  25. ^ "DEFIXIONES, WILL AND TESTAMENT". diamandagalas.com. Retrieved November 26, 2017.
  26. ^ "Aquarium". Shabalin.it. June 12, 2011. Retrieved June 13, 2014.
  27. ^ "AQUARIUM: installation by Vladislav Shabalin, sound by Diamanda Galás". Diamanda Galas. May 9, 2013. Retrieved June 13, 2014.
  28. ^ "Diamanda's Bio". diamandagalas.com.
  29. ^ "SCHREI 27: Interview With Diamanda Galás". screenanarchy.com.
  30. ^ Bram Stoker's Dracula (1992), retrieved November 26, 2017
  31. ^ Turner, Luke. "Diamanda Galas Announces Schrei 27 Film Collaboration". The Quietus.
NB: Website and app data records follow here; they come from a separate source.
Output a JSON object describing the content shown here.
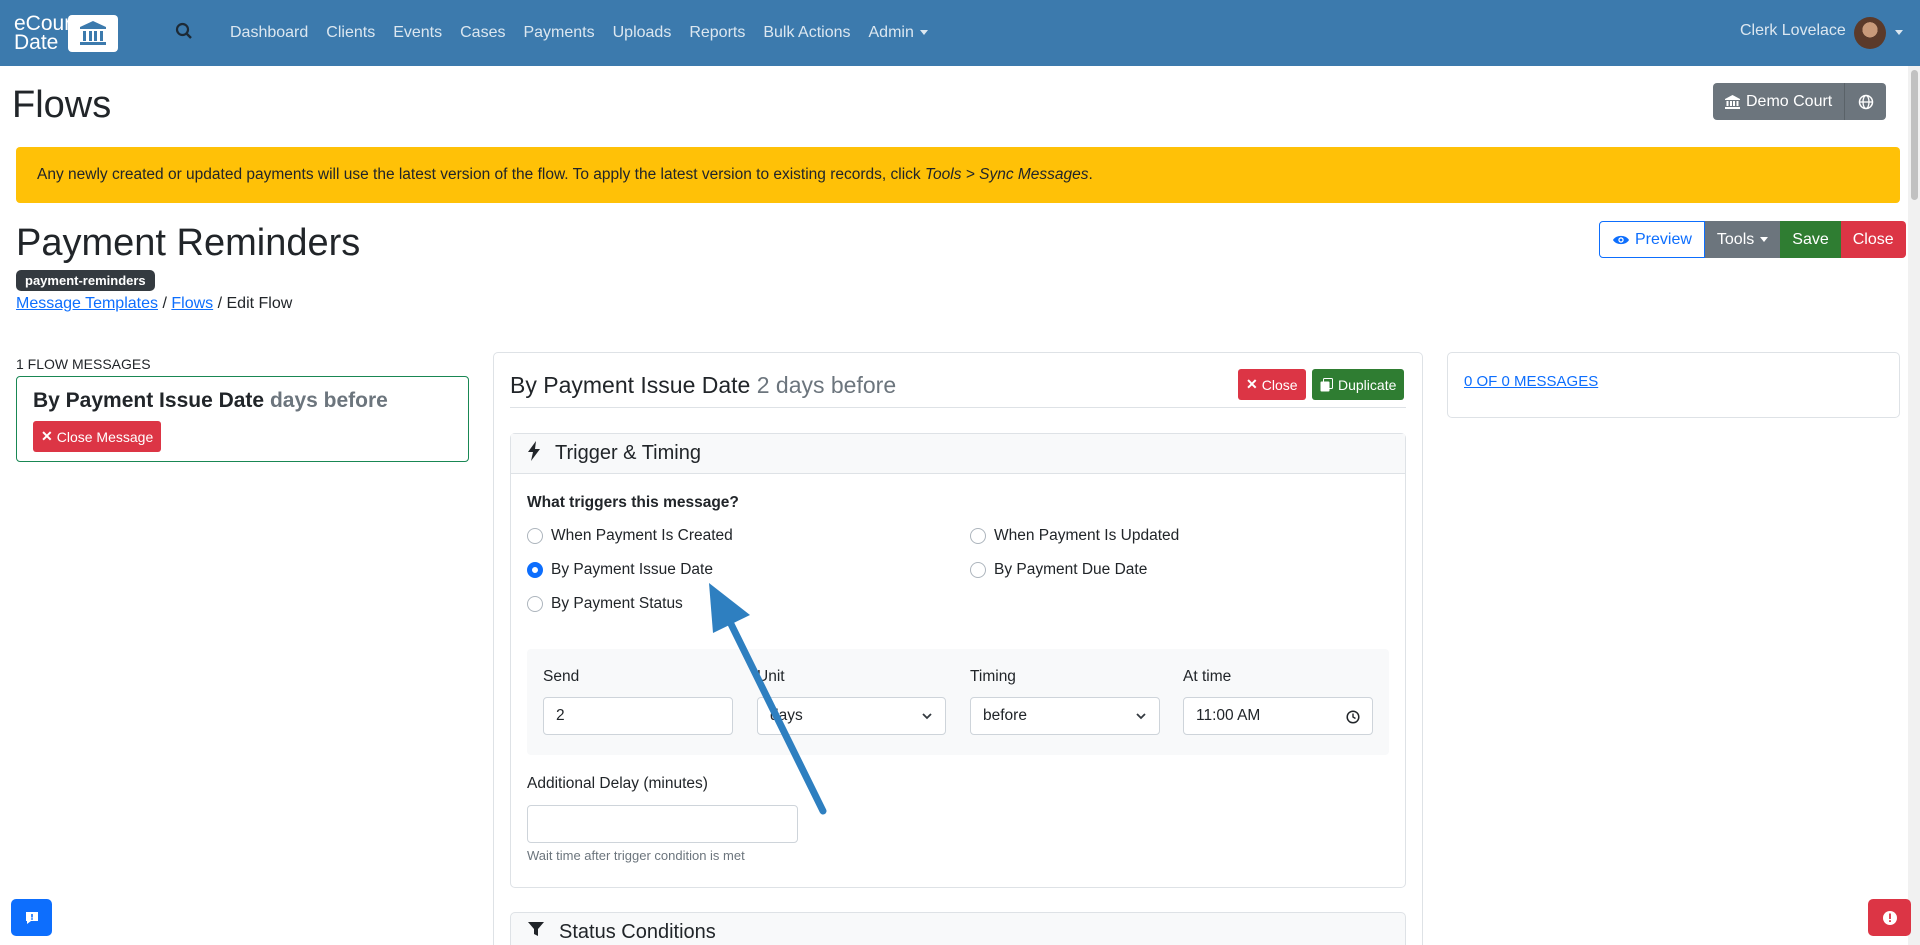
{
  "navbar": {
    "brand_line1": "eCourt",
    "brand_line2": "Date",
    "links": [
      "Dashboard",
      "Clients",
      "Events",
      "Cases",
      "Payments",
      "Uploads",
      "Reports",
      "Bulk Actions",
      "Admin"
    ],
    "user": "Clerk Lovelace"
  },
  "page": {
    "title": "Flows",
    "court_button": "Demo Court"
  },
  "alert": {
    "text": "Any newly created or updated payments will use the latest version of the flow. To apply the latest version to existing records, click ",
    "emphasis": "Tools > Sync Messages",
    "suffix": "."
  },
  "flow": {
    "title": "Payment Reminders",
    "slug": "payment-reminders",
    "breadcrumb": {
      "item1": "Message Templates",
      "sep": "/",
      "item2": "Flows",
      "current": "Edit Flow"
    },
    "actions": {
      "preview": "Preview",
      "tools": "Tools",
      "save": "Save",
      "close": "Close"
    }
  },
  "left": {
    "count_label": "1 Flow Messages",
    "card_title": "By Payment Issue Date",
    "card_suffix": "days before",
    "close_message": "Close Message"
  },
  "editor": {
    "title": "By Payment Issue Date",
    "subtitle": "2 days before",
    "close": "Close",
    "duplicate": "Duplicate",
    "section_trigger": "Trigger & Timing",
    "question": "What triggers this message?",
    "options": {
      "created": "When Payment Is Created",
      "updated": "When Payment Is Updated",
      "issue_date": "By Payment Issue Date",
      "due_date": "By Payment Due Date",
      "status": "By Payment Status"
    },
    "selected": "By Payment Issue Date",
    "send_label": "Send",
    "send_value": "2",
    "unit_label": "Unit",
    "unit_value": "days",
    "timing_label": "Timing",
    "timing_value": "before",
    "attime_label": "At time",
    "attime_value": "11:00 AM",
    "delay_label": "Additional Delay (minutes)",
    "delay_value": "",
    "delay_help": "Wait time after trigger condition is met",
    "section_status": "Status Conditions"
  },
  "side": {
    "messages_link": "0 of 0 Messages"
  },
  "colors": {
    "navbar": "#3c7aad",
    "alert": "#ffc107",
    "primary": "#0d6efd",
    "danger": "#dc3545",
    "success": "#2f7d32",
    "arrow": "#2e7fc0"
  }
}
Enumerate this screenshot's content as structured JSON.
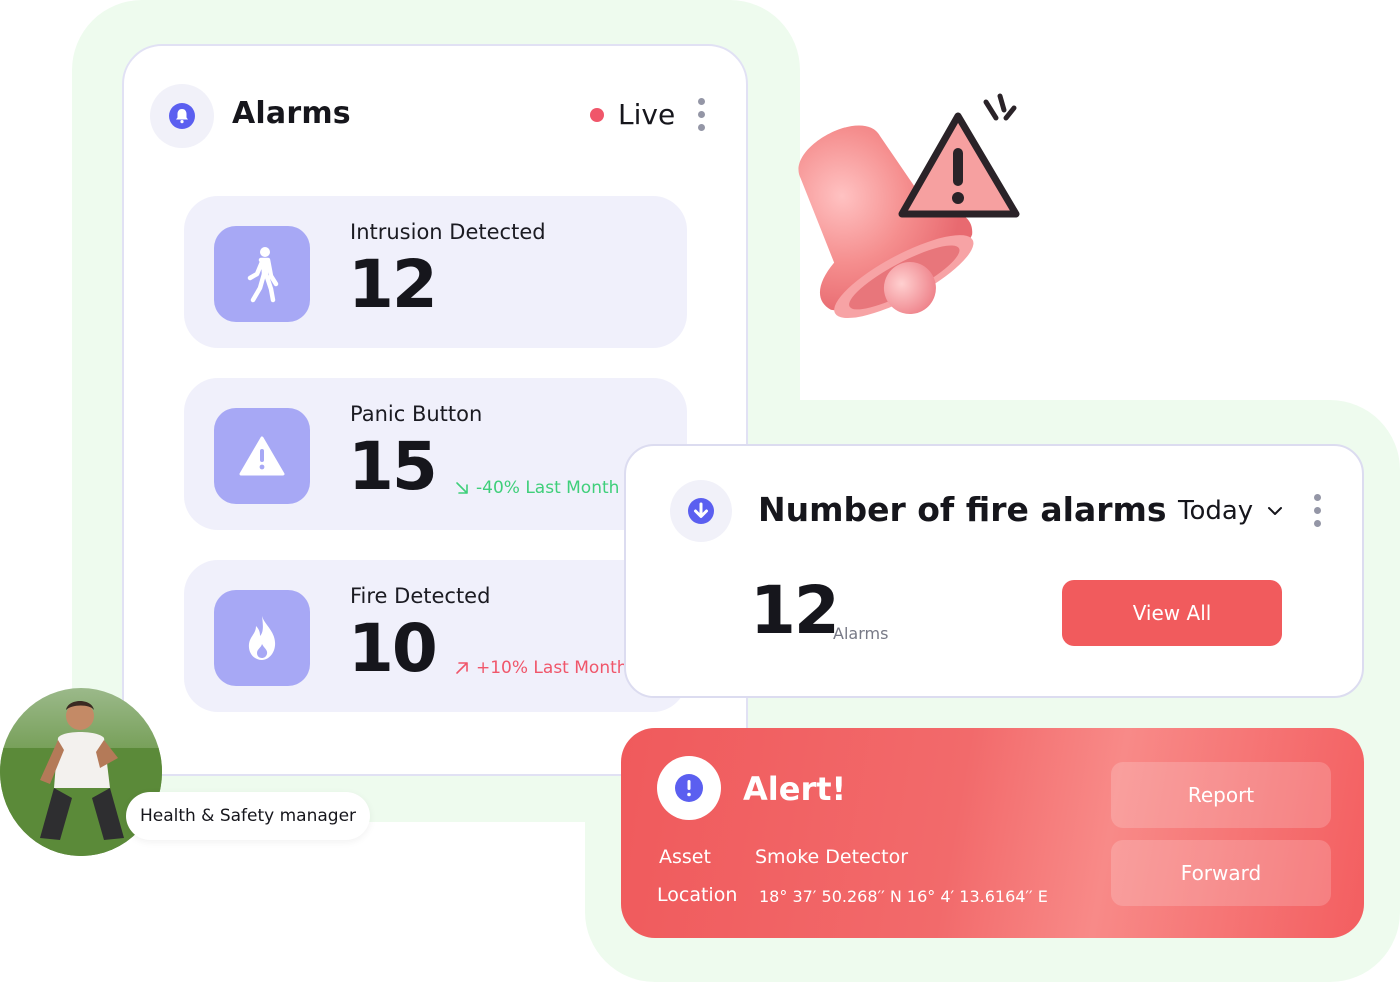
{
  "alarms_card": {
    "title": "Alarms",
    "live_label": "Live",
    "stats": [
      {
        "label": "Intrusion Detected",
        "value": "12",
        "icon": "walking-person-icon",
        "trend": ""
      },
      {
        "label": "Panic Button",
        "value": "15",
        "icon": "warning-triangle-icon",
        "trend": "-40% Last Month",
        "trend_direction": "down"
      },
      {
        "label": "Fire Detected",
        "value": "10",
        "icon": "flame-icon",
        "trend": "+10% Last Month",
        "trend_direction": "up"
      }
    ]
  },
  "fire_card": {
    "title": "Number of fire alarms",
    "period": "Today",
    "value": "12",
    "unit": "Alarms",
    "view_all_label": "View All"
  },
  "alert_card": {
    "title": "Alert!",
    "asset_label": "Asset",
    "asset_value": "Smoke Detector",
    "location_label": "Location",
    "location_value": "18° 37′ 50.268′′ N 16° 4′ 13.6164′′ E",
    "report_label": "Report",
    "forward_label": "Forward"
  },
  "person": {
    "role": "Health & Safety manager"
  },
  "colors": {
    "accent": "#5b5ff0",
    "live": "#f0566a",
    "danger": "#f15b5d",
    "trend_down": "#3fcf7a",
    "trend_up": "#f0566a",
    "stat_icon_bg": "#a7a8f5"
  }
}
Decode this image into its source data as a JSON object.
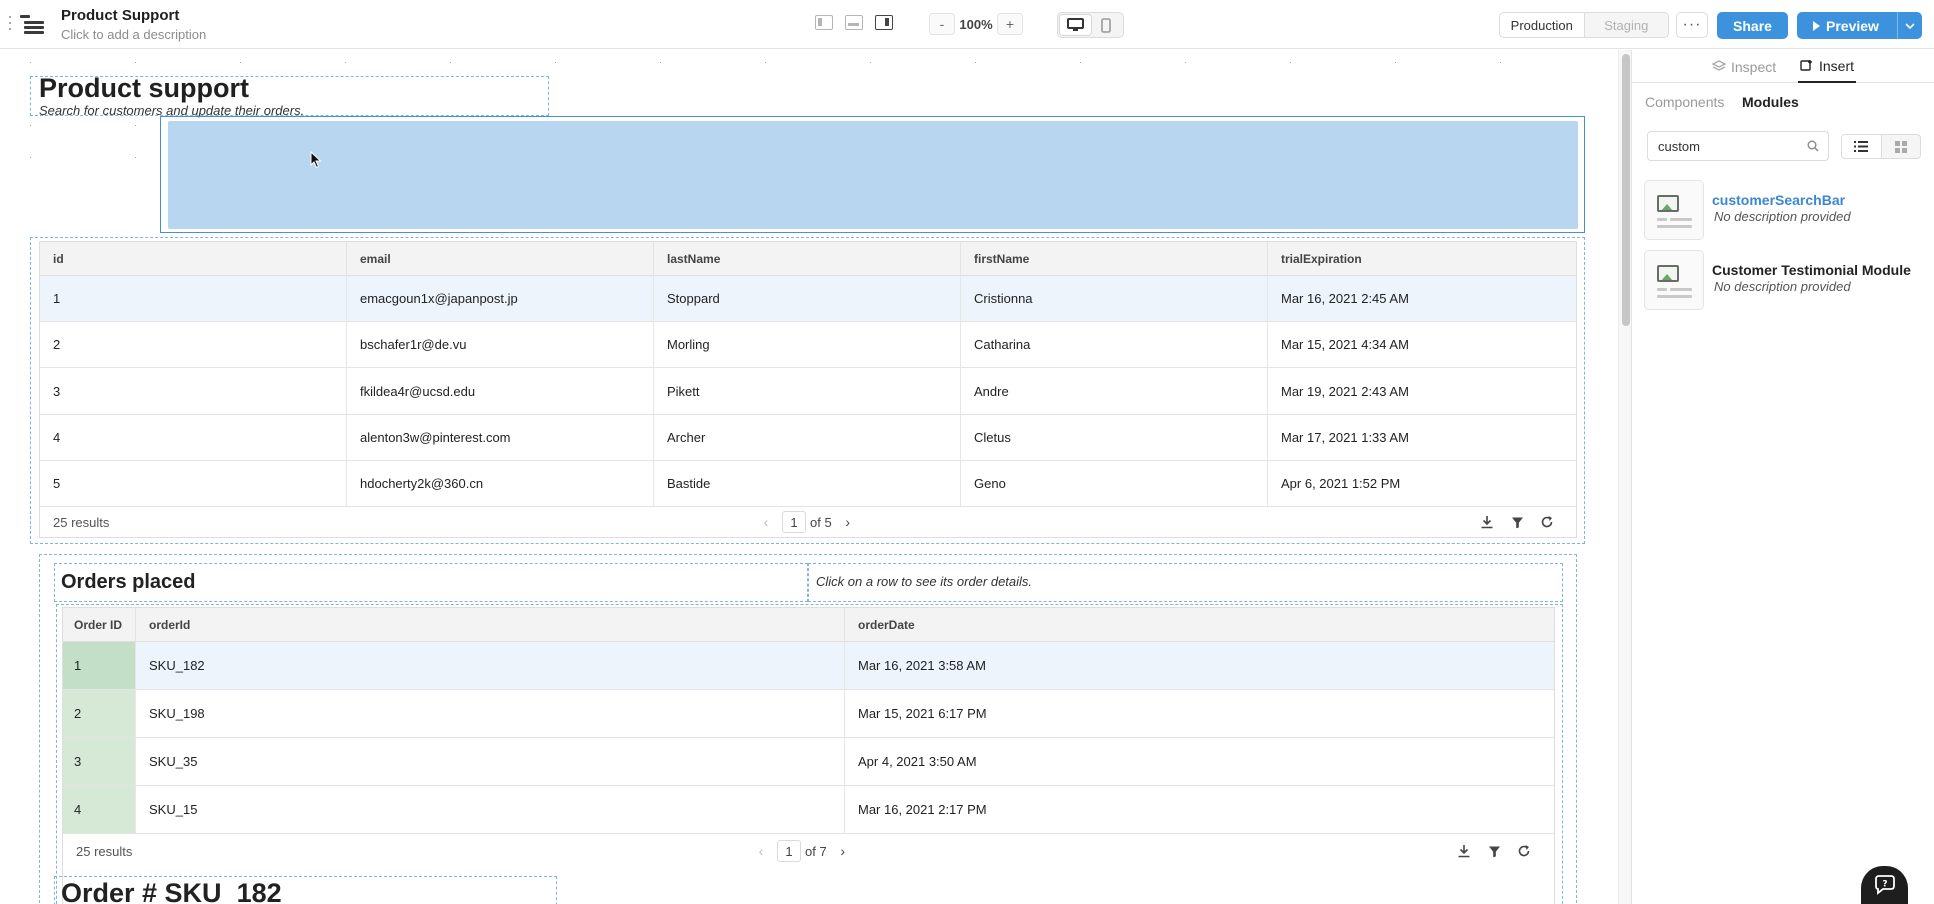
{
  "app": {
    "title": "Product Support",
    "description_placeholder": "Click to add a description",
    "zoom_minus": "-",
    "zoom_level": "100%",
    "zoom_plus": "+",
    "env_production": "Production",
    "env_staging": "Staging",
    "more_label": "···",
    "share_label": "Share",
    "preview_label": "Preview"
  },
  "page": {
    "heading": "Product support",
    "subheading": "Search for customers and update their orders."
  },
  "customers_table": {
    "columns": [
      "id",
      "email",
      "lastName",
      "firstName",
      "trialExpiration"
    ],
    "rows": [
      [
        "1",
        "emacgoun1x@japanpost.jp",
        "Stoppard",
        "Cristionna",
        "Mar 16, 2021 2:45 AM"
      ],
      [
        "2",
        "bschafer1r@de.vu",
        "Morling",
        "Catharina",
        "Mar 15, 2021 4:34 AM"
      ],
      [
        "3",
        "fkildea4r@ucsd.edu",
        "Pikett",
        "Andre",
        "Mar 19, 2021 2:43 AM"
      ],
      [
        "4",
        "alenton3w@pinterest.com",
        "Archer",
        "Cletus",
        "Mar 17, 2021 1:33 AM"
      ],
      [
        "5",
        "hdocherty2k@360.cn",
        "Bastide",
        "Geno",
        "Apr 6, 2021 1:52 PM"
      ]
    ],
    "results": "25 results",
    "page": "1",
    "of_pages": "of 5"
  },
  "orders": {
    "title": "Orders placed",
    "hint": "Click on a row to see its order details.",
    "columns": [
      "Order ID",
      "orderId",
      "orderDate"
    ],
    "rows": [
      [
        "1",
        "SKU_182",
        "Mar 16, 2021 3:58 AM"
      ],
      [
        "2",
        "SKU_198",
        "Mar 15, 2021 6:17 PM"
      ],
      [
        "3",
        "SKU_35",
        "Apr 4, 2021 3:50 AM"
      ],
      [
        "4",
        "SKU_15",
        "Mar 16, 2021 2:17 PM"
      ]
    ],
    "results": "25 results",
    "page": "1",
    "of_pages": "of 7"
  },
  "order_detail": {
    "title": "Order # SKU_182"
  },
  "panel": {
    "tab_inspect": "Inspect",
    "tab_insert": "Insert",
    "sub_components": "Components",
    "sub_modules": "Modules",
    "search_value": "custom",
    "modules": [
      {
        "name": "customerSearchBar",
        "description": "No description provided"
      },
      {
        "name": "Customer Testimonial Module",
        "description": "No description provided"
      }
    ]
  },
  "colors": {
    "accent": "#3c92dc",
    "selection": "#b9d6f1",
    "link": "#3c86d2"
  }
}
Retrieved November 16, 2013.
  32. ^ Urbaniak, Karolina. "Meltdown Festival: Diamanda Galás and Davide Pepe present Schrei 27". Theupcoming.co.uk. Retrieved November 16, 2013.
  33. ^ "Ruins: Chronicle of an HIV Witch-Hunt". Retrieved November 25, 2013.
  34. ^ "Antiwar Songs (AWS) – Diamanda Galás". www.antiwarsongs.org. Retrieved November 5, 2017.
  35. ^ Weingarten, Christopher R. (January 19, 2017). "Diamanda Galas: Hear Apocalyptic 'O Death' From Her First LP in Years".
  36. ^ Montoro, Philip. "Diamanda Galas on the death of Whitney Houston".
  37. ^ "Diamanda Galas – Double Barrel Prayer". YouTube. Retrieved June 13, 2014.
  38. ^ "Diamanda Galas "Do you take this man"". YouTube. Retrieved June 13, 2014.

Further readingEdit

External linksEdit